(Dataset rows for apps and sites)
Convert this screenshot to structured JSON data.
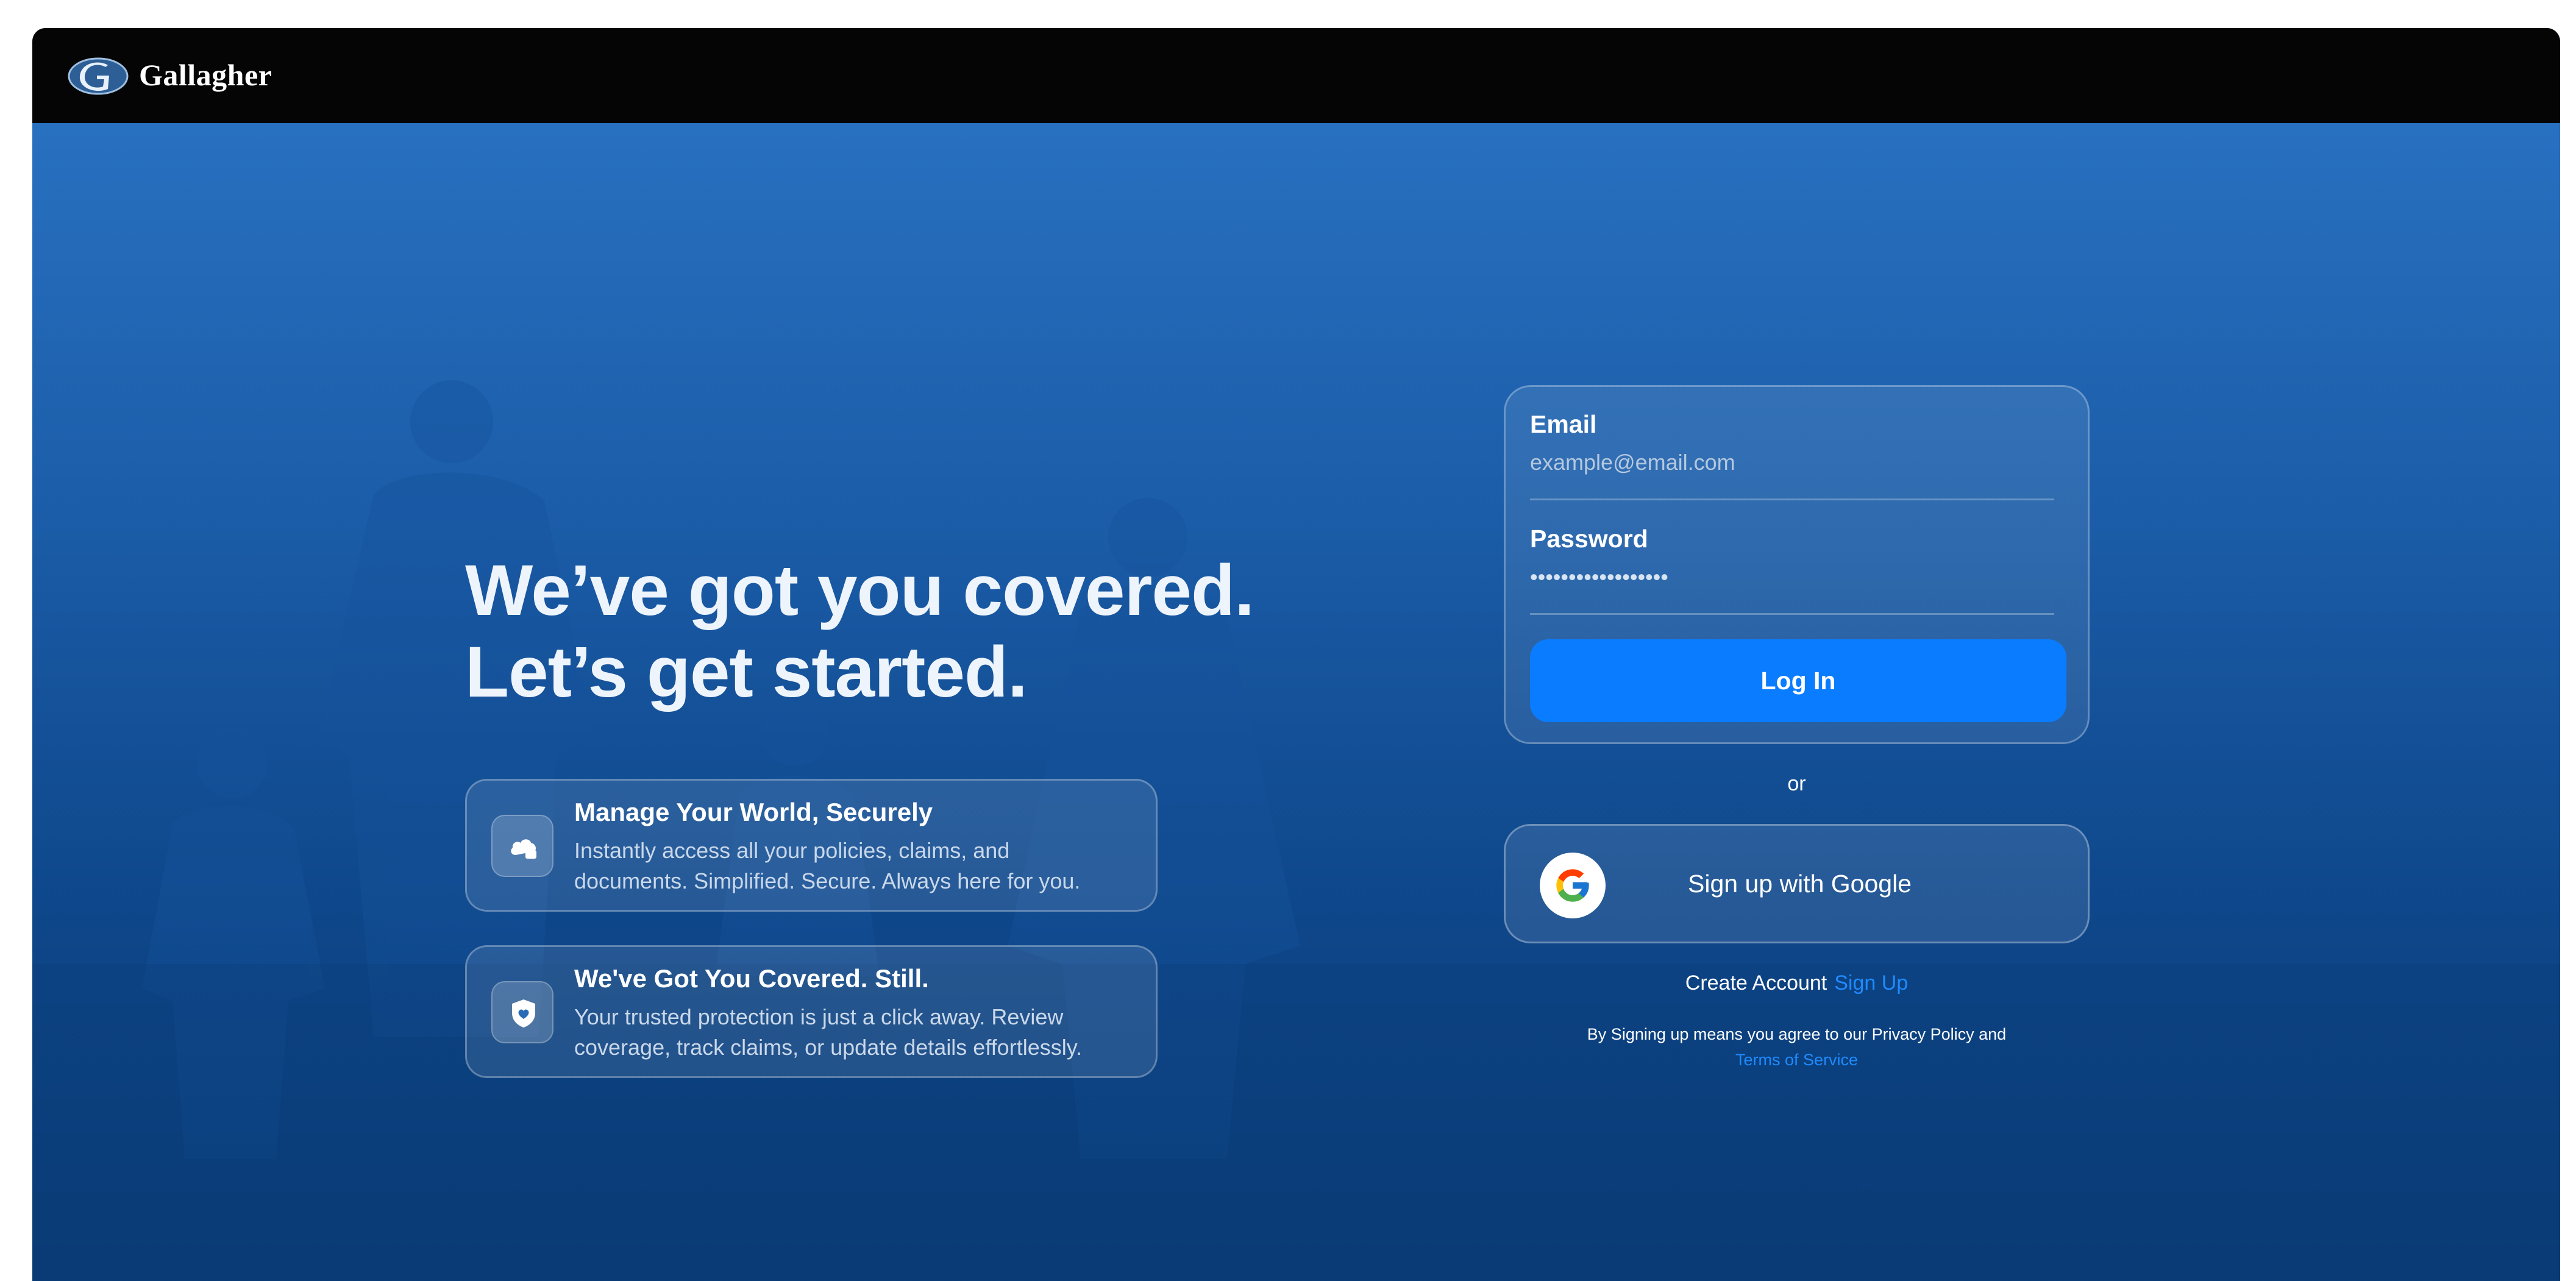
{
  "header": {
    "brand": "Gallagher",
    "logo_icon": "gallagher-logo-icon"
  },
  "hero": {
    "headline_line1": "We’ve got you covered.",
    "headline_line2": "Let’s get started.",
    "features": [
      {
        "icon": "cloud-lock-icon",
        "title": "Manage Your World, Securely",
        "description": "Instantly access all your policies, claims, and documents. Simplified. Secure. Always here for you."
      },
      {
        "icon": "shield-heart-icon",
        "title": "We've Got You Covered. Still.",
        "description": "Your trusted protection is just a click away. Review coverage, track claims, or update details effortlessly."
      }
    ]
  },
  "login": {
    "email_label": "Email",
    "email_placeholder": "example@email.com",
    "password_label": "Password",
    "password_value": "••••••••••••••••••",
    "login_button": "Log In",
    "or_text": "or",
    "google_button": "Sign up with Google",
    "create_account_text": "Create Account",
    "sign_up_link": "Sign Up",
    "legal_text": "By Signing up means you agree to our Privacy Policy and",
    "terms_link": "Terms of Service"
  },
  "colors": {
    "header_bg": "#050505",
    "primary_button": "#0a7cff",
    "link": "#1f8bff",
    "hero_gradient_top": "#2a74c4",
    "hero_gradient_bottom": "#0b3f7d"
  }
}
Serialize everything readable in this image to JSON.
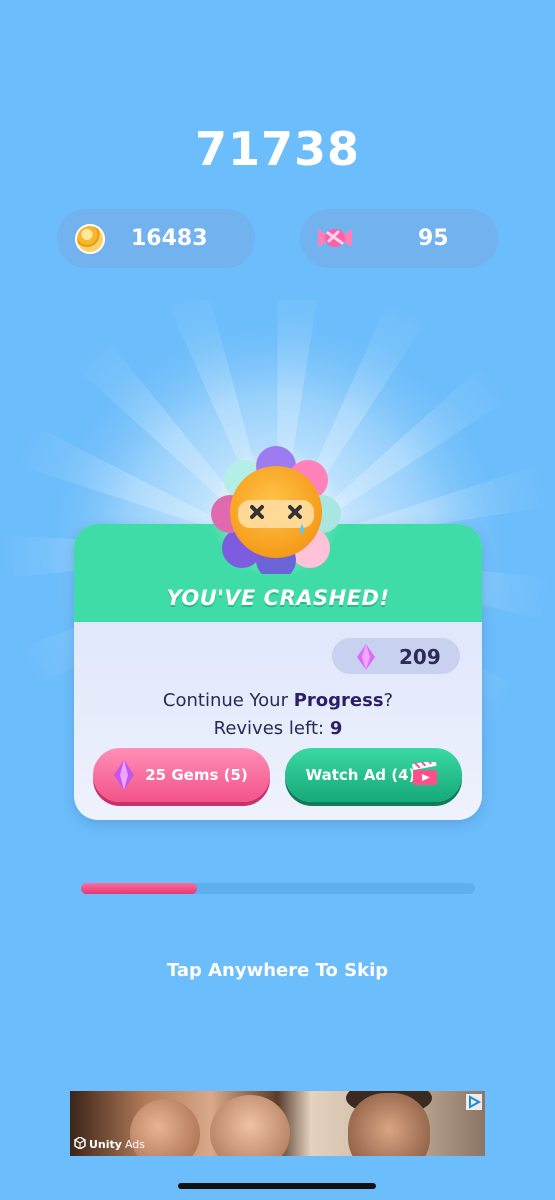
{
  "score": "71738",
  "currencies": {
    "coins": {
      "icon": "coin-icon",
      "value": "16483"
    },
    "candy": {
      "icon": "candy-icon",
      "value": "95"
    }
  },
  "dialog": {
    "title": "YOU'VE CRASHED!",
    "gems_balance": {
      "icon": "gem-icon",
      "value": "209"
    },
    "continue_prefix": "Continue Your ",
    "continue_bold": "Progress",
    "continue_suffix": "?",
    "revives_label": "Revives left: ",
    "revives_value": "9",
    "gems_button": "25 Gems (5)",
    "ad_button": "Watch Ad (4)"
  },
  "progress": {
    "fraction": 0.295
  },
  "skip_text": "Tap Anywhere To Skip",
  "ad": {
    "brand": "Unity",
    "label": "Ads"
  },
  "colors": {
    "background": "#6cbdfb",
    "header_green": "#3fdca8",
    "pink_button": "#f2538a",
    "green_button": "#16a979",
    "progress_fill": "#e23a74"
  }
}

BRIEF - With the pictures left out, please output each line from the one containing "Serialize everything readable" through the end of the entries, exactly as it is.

COMPLETED TASK -
Serialize everything readable in this image to JSON.
{
  "score": "71738",
  "currencies": {
    "coins": {
      "icon": "coin-icon",
      "value": "16483"
    },
    "candy": {
      "icon": "candy-icon",
      "value": "95"
    }
  },
  "dialog": {
    "title": "YOU'VE CRASHED!",
    "gems_balance": {
      "icon": "gem-icon",
      "value": "209"
    },
    "continue_prefix": "Continue Your ",
    "continue_bold": "Progress",
    "continue_suffix": "?",
    "revives_label": "Revives left: ",
    "revives_value": "9",
    "gems_button": "25 Gems (5)",
    "ad_button": "Watch Ad (4)"
  },
  "progress": {
    "fraction": 0.295
  },
  "skip_text": "Tap Anywhere To Skip",
  "ad": {
    "brand": "Unity",
    "label": "Ads"
  },
  "colors": {
    "background": "#6cbdfb",
    "header_green": "#3fdca8",
    "pink_button": "#f2538a",
    "green_button": "#16a979",
    "progress_fill": "#e23a74"
  }
}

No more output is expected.